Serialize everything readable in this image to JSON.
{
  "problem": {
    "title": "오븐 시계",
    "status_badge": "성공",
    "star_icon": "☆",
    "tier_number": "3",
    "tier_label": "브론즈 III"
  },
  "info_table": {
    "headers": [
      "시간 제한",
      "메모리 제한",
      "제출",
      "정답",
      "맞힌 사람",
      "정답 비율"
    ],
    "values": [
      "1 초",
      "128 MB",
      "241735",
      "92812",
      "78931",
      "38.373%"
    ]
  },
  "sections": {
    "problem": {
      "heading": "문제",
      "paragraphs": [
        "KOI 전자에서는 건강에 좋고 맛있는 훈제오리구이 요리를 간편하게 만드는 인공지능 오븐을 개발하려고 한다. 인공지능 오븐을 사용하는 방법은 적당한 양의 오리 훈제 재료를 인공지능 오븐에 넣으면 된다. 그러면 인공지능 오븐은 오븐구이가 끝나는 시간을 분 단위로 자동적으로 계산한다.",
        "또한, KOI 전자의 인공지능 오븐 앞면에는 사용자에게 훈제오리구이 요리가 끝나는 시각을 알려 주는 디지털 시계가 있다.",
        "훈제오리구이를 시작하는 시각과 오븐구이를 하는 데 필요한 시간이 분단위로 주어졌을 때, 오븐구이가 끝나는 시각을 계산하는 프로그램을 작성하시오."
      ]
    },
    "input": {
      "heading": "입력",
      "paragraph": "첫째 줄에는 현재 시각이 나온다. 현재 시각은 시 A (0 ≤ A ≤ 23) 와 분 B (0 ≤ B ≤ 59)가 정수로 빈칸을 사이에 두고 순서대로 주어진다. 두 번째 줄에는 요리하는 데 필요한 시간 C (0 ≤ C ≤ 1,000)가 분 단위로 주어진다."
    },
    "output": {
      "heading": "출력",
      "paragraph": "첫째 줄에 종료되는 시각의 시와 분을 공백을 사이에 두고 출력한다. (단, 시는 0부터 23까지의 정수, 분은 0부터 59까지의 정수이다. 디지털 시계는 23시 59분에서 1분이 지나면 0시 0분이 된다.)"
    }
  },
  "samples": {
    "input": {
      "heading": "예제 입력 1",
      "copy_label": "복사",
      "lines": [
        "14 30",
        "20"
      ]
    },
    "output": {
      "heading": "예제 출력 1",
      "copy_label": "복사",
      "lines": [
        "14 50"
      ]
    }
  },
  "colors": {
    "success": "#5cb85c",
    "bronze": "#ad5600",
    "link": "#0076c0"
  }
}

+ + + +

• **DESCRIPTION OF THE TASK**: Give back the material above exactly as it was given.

• **ANSWER TO THIS EXERCISE**:
Serialize everything readable in this image to JSON.
{
  "problem": {
    "title": "오븐 시계",
    "status_badge": "성공",
    "star_icon": "☆",
    "tier_number": "3",
    "tier_label": "브론즈 III"
  },
  "info_table": {
    "headers": [
      "시간 제한",
      "메모리 제한",
      "제출",
      "정답",
      "맞힌 사람",
      "정답 비율"
    ],
    "values": [
      "1 초",
      "128 MB",
      "241735",
      "92812",
      "78931",
      "38.373%"
    ]
  },
  "sections": {
    "problem": {
      "heading": "문제",
      "paragraphs": [
        "KOI 전자에서는 건강에 좋고 맛있는 훈제오리구이 요리를 간편하게 만드는 인공지능 오븐을 개발하려고 한다. 인공지능 오븐을 사용하는 방법은 적당한 양의 오리 훈제 재료를 인공지능 오븐에 넣으면 된다. 그러면 인공지능 오븐은 오븐구이가 끝나는 시간을 분 단위로 자동적으로 계산한다.",
        "또한, KOI 전자의 인공지능 오븐 앞면에는 사용자에게 훈제오리구이 요리가 끝나는 시각을 알려 주는 디지털 시계가 있다.",
        "훈제오리구이를 시작하는 시각과 오븐구이를 하는 데 필요한 시간이 분단위로 주어졌을 때, 오븐구이가 끝나는 시각을 계산하는 프로그램을 작성하시오."
      ]
    },
    "input": {
      "heading": "입력",
      "paragraph": "첫째 줄에는 현재 시각이 나온다. 현재 시각은 시 A (0 ≤ A ≤ 23) 와 분 B (0 ≤ B ≤ 59)가 정수로 빈칸을 사이에 두고 순서대로 주어진다. 두 번째 줄에는 요리하는 데 필요한 시간 C (0 ≤ C ≤ 1,000)가 분 단위로 주어진다."
    },
    "output": {
      "heading": "출력",
      "paragraph": "첫째 줄에 종료되는 시각의 시와 분을 공백을 사이에 두고 출력한다. (단, 시는 0부터 23까지의 정수, 분은 0부터 59까지의 정수이다. 디지털 시계는 23시 59분에서 1분이 지나면 0시 0분이 된다.)"
    }
  },
  "samples": {
    "input": {
      "heading": "예제 입력 1",
      "copy_label": "복사",
      "lines": [
        "14 30",
        "20"
      ]
    },
    "output": {
      "heading": "예제 출력 1",
      "copy_label": "복사",
      "lines": [
        "14 50"
      ]
    }
  },
  "colors": {
    "success": "#5cb85c",
    "bronze": "#ad5600",
    "link": "#0076c0"
  }
}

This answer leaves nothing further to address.